Assistant professor Jasmine Townsend has ordered 12 sports wheelchairs for use in the recreational therapy program at The University of Mississippi.

Although she is new to The University of Mississippi, assistant professor Jasmine Townsend has ambitious plans in store for the recreational therapy program in the Department of Health, Exercise Science and Recreation Management.

She began teaching therapeutic recreation courses at Ole Miss this semester and has purchased 12 sports wheelchairs through the university to be used in class and adaptive sports. She said the wheelchairs are currently being manufactured but are expected to arrive around January 2013. When they arrive, she will incorporate them into her classes and use them for learning activities.

“The wheelchairs will be great for teaching the students how to work with folks that are going to be wheelchair bound,” said Kim Beason, professor and coordinator of park and recreation management. “I know that Dr. Townsend will go the next step with it and introduce it as a viable form of recreation.”

When the wheelchairs are not used for in-class learning activities, the sports chairs will be used in several wheelchair sports, including basketball, bocce ball and “murderball,” also known as rugby.

Townsend eventually hopes to hold a Paralympics event in Oxford to draw attention to adaptive sports and Paralympic athletes.

Jasmine Townsend’s husband Jeff Townsend is no stranger to adaptive sports; he played wheelchair basketball as an undergraduate.

“I think it’s really forward-thinking of the university to supply these chairs and to allow her to have the funds to get these chairs because I think it’s something that can benefit a lot of students,” he said. “I hope it’ll be eye-opening in the fact that students, faculty and staff will take advantage of the opportunity to jump in the wheelchairs and just try out an adaptive sport.”

Jasmine Townsend also hopes the wheelchairs will serve as a potential method of recruiting for the recreational therapy major.

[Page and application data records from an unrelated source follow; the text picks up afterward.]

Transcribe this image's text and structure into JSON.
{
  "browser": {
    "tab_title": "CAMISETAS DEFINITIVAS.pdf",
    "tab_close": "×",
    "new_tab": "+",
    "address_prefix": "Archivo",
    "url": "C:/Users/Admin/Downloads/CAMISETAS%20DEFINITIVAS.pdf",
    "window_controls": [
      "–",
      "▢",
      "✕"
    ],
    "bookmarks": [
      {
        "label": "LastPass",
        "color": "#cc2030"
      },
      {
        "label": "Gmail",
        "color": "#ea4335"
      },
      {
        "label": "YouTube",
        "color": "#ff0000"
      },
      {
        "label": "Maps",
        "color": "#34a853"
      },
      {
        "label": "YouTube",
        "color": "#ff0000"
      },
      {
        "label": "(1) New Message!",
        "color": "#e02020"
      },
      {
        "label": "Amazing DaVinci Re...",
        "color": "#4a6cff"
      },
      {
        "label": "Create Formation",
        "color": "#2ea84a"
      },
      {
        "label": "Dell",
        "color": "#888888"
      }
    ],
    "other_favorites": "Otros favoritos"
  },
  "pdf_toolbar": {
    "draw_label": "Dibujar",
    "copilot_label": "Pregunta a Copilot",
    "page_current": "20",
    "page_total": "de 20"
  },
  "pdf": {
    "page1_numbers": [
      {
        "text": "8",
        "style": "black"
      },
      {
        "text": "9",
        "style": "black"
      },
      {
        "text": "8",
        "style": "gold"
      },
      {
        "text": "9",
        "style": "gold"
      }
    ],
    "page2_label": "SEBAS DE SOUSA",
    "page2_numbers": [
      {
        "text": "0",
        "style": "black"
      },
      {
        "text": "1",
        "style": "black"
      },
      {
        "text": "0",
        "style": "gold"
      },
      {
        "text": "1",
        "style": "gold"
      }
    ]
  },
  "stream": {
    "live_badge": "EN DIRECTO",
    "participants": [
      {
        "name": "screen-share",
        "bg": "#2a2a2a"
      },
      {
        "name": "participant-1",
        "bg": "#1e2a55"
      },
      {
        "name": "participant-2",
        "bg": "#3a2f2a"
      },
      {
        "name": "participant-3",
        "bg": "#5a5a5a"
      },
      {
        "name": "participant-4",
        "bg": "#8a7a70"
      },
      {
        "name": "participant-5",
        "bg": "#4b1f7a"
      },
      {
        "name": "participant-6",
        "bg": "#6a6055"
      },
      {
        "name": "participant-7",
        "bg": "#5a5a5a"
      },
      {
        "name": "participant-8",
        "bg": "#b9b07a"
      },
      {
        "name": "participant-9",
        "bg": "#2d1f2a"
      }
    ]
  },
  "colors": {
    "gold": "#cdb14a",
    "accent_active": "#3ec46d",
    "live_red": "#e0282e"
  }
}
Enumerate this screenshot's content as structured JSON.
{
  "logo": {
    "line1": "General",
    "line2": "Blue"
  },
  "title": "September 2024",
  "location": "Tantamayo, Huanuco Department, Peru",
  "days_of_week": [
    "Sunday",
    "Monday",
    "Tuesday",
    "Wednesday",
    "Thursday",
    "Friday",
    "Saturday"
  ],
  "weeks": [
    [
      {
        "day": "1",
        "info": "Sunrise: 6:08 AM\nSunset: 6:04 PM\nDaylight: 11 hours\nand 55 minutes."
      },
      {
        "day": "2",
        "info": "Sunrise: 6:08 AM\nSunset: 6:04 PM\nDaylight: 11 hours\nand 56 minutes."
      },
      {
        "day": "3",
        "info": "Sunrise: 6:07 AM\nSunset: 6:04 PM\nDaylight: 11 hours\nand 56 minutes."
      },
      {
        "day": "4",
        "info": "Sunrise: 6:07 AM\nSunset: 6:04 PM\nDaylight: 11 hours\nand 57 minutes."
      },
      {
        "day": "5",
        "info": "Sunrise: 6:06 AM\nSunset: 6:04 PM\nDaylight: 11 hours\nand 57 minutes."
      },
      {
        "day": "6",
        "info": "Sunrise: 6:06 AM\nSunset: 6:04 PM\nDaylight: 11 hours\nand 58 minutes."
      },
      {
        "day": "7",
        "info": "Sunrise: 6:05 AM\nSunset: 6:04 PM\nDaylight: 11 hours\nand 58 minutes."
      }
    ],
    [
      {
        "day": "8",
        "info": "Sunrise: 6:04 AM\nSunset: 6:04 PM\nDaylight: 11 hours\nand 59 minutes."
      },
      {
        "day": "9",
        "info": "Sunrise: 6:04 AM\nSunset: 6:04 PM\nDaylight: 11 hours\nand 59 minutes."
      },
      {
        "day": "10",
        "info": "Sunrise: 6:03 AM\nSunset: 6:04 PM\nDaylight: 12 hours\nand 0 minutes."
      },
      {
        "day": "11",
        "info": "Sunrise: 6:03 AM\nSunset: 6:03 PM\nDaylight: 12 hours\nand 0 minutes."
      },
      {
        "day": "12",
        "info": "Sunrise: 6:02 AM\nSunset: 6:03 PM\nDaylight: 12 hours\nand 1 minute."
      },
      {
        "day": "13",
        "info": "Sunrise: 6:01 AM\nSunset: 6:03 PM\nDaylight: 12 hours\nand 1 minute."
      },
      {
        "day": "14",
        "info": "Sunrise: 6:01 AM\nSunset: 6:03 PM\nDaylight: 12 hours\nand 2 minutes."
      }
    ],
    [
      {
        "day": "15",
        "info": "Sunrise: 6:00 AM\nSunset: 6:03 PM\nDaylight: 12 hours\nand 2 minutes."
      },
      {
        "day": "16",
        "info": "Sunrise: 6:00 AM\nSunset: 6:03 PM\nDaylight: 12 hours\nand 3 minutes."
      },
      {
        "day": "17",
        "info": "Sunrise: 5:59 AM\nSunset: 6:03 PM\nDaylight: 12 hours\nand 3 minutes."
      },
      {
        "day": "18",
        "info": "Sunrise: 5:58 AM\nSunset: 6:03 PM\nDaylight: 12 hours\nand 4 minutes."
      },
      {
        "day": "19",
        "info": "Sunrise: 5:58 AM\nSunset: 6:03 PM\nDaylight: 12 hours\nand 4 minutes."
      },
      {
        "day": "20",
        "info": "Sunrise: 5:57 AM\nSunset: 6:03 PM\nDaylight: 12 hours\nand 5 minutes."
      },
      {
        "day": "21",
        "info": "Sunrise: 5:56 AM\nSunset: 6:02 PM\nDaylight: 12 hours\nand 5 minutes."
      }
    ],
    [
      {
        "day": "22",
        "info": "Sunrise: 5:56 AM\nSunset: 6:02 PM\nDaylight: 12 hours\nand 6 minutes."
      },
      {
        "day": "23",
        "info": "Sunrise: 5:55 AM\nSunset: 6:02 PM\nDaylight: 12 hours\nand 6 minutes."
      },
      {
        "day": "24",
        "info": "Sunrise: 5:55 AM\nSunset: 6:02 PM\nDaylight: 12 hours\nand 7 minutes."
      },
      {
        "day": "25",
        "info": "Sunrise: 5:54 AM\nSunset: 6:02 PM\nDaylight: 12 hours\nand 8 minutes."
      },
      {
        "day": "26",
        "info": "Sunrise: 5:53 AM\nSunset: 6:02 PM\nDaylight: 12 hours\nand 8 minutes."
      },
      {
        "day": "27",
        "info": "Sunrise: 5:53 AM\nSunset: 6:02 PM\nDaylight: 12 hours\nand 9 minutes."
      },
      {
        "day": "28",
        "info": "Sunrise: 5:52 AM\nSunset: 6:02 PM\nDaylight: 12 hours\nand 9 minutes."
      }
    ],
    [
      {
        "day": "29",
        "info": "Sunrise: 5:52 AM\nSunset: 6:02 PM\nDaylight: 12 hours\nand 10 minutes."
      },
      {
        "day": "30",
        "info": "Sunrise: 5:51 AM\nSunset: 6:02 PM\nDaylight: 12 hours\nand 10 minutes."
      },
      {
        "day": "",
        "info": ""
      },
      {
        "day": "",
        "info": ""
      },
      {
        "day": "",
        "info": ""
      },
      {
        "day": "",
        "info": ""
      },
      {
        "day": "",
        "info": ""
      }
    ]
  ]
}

Both she and Beason said the profession is a growing one.

“We know that over the last couple of years there have been a lot of information outlets that have shown that the job market for people in the field of therapeutic recreation has increased, and it will increase,” Beason said.

To learn more about the recreational therapy major and the HESRM department, visit http://www.olemiss.edu/depts/hesrm/index.htm.